Following the completion of her surgical residency at UF, she began a yearlong fellowship program in minimally invasive and bariatric surgery at the University of Washington.
She drove 3,000 miles across the country in a U-Haul with her two cats, Riley and Jeremiah, to begin her new journey.
Warner, who said she’s a big-city girl at heart, admits she fell in love with Gainesville despite its smaller size and with the UF department of surgery training program.
“I want to thank everyone for my time here — it’s been lovely, and Gainesville has really become a home for me,” she said before she left. “Though I am going to a fabulous new city with a lot of exciting adventures and an excellent institution, I feel like I’m leaving an equally excellent institution and I’m proud to be a graduate of this program.”
Warner attended medical school at the University of Texas Health Science Center at Houston. She pursued a residency at UF after her brother, a pediatric surgeon at Washington University in St. Louis, spoke highly of pediatric surgery fellows he worked with who had completed their residencies at UF. During her interview visit at UF, she met with Lyle Moldawer, Ph.D., the department’s vice chairman of research and a professor. Warner was impressed.
“When I met him, I just fell in love with his mind, with what he was doing, his insight into medical research,” she explained. “He got it. He was, in large part, a reason why I wanted to come here.”
She spent two years working in the research laboratory with Moldawer and contributed to an article they co-authored that appeared in Nature Medicine.
Other faculty members made their own important impressions on her during the course of her training, she said.
“For lack of going through the entire roster and naming names, everyone has made their own personal mark,” she said. “There are ones who stand out … but I think they all have made lasting contributions to my education.”

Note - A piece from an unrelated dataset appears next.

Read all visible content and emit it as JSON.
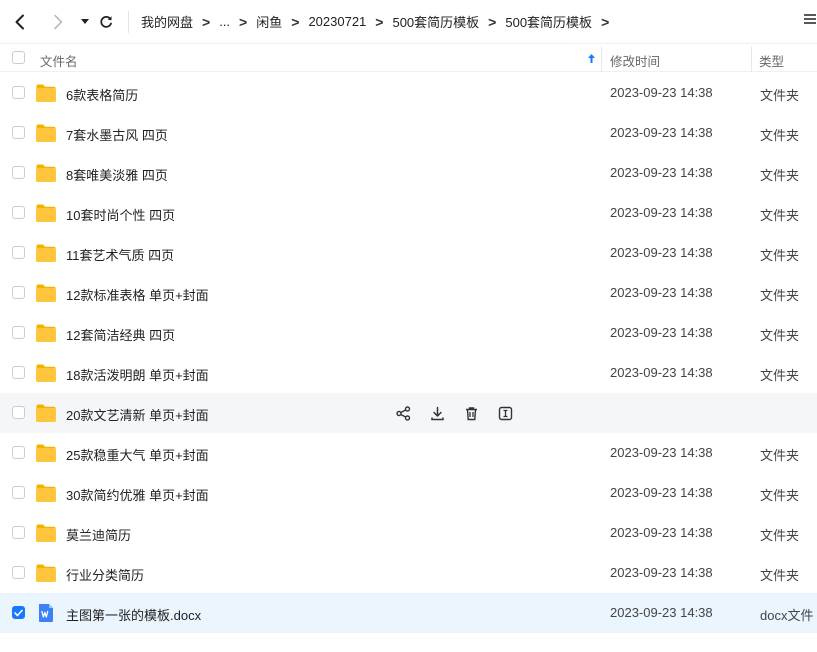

A bit of a “health nut,” Warner said her work with bariatric surgery patients at UF helped her develop a personal appreciation for the struggles of those who seek surgery to help them overcome obesity.
“When I got onto the bariatric service, I thought that I really wouldn’t understand it because I had always looked to diet and exercise (to stay healthy),” she said. “But when I started to hear these patients’ stories, I immediately fell in love with them and recognized the difficulty of the plight that they were going through and that they desperately wanted help. I realized that I could be an instrument in improving their quality of life.”
Warner said residency also challenged her own resolve to maintain a healthful, balanced lifestyle.
“Sleep deprivation and constant stress make it easy to become lackluster and a dull version of what you used to be — very proficient and very good at your job — but rounded on the edges,” she said. “I think all residents go through a stage where you allow yourself to be taken over by the job and allow your personality to flatline, secondary to a lack of sleep, exercise, and bad eating habits — not doing all the helpful things that maintain you as a person.”
Overcoming those obstacles while training as a resident requires “working hard to not only perfect your professional skills, but to perfect your person outside of work,” she said.